_Given data_
--

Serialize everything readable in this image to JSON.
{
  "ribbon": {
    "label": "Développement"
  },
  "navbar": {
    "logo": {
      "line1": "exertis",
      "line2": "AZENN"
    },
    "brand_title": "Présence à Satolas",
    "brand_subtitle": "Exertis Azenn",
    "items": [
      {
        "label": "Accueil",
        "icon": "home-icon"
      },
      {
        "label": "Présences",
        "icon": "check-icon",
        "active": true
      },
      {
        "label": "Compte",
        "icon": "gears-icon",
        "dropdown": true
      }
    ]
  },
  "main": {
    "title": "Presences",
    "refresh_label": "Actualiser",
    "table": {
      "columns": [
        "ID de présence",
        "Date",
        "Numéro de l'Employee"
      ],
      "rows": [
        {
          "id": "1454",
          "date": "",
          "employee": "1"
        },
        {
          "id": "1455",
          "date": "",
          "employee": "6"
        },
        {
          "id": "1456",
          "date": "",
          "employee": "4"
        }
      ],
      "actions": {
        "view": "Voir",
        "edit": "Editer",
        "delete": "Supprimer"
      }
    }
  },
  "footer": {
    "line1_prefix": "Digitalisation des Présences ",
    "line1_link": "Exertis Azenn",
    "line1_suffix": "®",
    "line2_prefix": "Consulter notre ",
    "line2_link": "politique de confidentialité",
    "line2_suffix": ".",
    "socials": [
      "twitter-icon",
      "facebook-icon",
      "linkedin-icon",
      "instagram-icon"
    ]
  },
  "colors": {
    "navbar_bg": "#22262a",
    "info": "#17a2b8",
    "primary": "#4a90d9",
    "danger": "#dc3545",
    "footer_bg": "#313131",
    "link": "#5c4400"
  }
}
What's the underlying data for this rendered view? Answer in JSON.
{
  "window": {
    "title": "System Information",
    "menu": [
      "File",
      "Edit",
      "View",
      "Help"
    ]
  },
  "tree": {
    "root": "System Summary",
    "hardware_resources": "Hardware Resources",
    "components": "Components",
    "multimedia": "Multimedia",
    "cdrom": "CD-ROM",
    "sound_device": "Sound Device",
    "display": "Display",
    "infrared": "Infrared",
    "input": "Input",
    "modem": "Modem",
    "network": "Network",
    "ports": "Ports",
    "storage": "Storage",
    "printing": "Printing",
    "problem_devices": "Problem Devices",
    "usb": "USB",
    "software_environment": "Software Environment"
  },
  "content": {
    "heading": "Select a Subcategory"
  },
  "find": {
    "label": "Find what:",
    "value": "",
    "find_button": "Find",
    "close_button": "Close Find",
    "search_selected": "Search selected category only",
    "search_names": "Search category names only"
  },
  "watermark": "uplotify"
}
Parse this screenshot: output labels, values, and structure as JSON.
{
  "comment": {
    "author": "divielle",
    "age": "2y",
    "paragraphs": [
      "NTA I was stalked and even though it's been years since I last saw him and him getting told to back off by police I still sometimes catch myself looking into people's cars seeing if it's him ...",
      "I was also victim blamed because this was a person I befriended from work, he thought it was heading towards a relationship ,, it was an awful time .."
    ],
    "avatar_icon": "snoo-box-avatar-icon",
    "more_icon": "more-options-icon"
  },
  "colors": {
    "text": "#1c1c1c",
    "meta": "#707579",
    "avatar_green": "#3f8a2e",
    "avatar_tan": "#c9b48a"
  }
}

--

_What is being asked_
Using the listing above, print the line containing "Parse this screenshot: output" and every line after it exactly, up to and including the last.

_Answer space_
Parse this screenshot: output labels, values, and structure as JSON.
{
  "comment": {
    "author": "divielle",
    "age": "2y",
    "paragraphs": [
      "NTA I was stalked and even though it's been years since I last saw him and him getting told to back off by police I still sometimes catch myself looking into people's cars seeing if it's him ...",
      "I was also victim blamed because this was a person I befriended from work, he thought it was heading towards a relationship ,, it was an awful time .."
    ],
    "avatar_icon": "snoo-box-avatar-icon",
    "more_icon": "more-options-icon"
  },
  "colors": {
    "text": "#1c1c1c",
    "meta": "#707579",
    "avatar_green": "#3f8a2e",
    "avatar_tan": "#c9b48a"
  }
}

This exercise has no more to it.